Given the more neutral and clean stock sound in economy mode, MSEB is especially useful if you want to warm up or enhance the low-end response of your headgear.
These are just some of the controls available. You can even decide how much each slider will affect the sound in the settings. You can use the MSEB to fine-tune or completely take over, it is your call.
It makes a mockery of describing the sound of the R5 Gen 2 because I can change it so radically making it a very fine tool for matching up to IEMs or headphones with fussy sound signatures.
Since we reviewed the original R5, HiBy has upgraded the original HiBy Music app to the Pro version which is more feature-rich compared to the regular edition.
The non-Pro is generally now reserved for smartphone editions. This particular version we are looking at for the review is V1.7.2. Do note also, that since our original R5 review, the subsequent firmware updates have brought the R5 Gen 1 pretty much up to date in terms of the new features on the R5 Gen 2.
The core framework of HiBy Music in terms of the basic functionality and playback controls has not changed a huge amount. It does look slicker though with its darker theme and areas such as MSEB now come with top screen direct access controls and tuning style options similar to the RS6.
That means access to the likes of the Hot Monster Output tuning style is available which is just superb for additional PRaT and dynamism on the low-end using the R5 Gen 2 Class A mode amplification.
The latest version of HiBy Music also comes with direct access to a fully functional TIDAL service from within its own slider navigation using the cloud icon.

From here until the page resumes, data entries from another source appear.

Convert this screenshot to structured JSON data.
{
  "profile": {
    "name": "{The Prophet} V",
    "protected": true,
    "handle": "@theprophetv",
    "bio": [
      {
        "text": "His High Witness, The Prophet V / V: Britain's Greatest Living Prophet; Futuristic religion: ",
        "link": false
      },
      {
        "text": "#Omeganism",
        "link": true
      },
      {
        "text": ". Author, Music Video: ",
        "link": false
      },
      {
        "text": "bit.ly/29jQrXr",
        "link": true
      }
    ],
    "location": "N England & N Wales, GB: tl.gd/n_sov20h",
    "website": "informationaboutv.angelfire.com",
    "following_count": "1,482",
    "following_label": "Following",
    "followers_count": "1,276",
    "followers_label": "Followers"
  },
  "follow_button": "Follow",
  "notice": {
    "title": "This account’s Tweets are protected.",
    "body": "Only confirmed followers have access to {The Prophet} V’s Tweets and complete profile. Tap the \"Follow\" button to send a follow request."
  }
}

It works in the exact same manner on both versions of the R5, however, the R5 Gen 2’s additional screen space gives it a distinct advantage. The R5 Gen 2’s 16X unfolding capability is another advantage in using TIDAL over the original which was limited to 8X.
one final note, HiBy’s proprietary UAT and the older LHDC (HWA) modes have been dropped from the HiBy Music options list. If you want BT from the R5 Gen 2, the highest offering is LDAC.
As always with HiBy DAPs, the R5 Gen 2 comes equipped with the very useful HiByLink Bluetooth control service. Basically, HiByLink allows you to set up the DAP as either a client or server via Bluetooth and operate another source with the HiBy Music app (and a BT connection) remotely.
For example, your smartphone with HiByLink can connect to the R5 Gen 2 and playback from the DAP’s library. You can then switch that around and play whatever is on your phone via the DAP. You can also browse the media as well as operate playback controls and volume. Very handy indeed.
The one drawback of the R5 Gen 2 version is the continued use of the older BT4.2 protocol, (and presumably older BT module), as opposed to a new BT5.0 and upwards version. That means less bandwidth, a shorter maximum range for stability, and a slower data transmission rate between the two connected devices.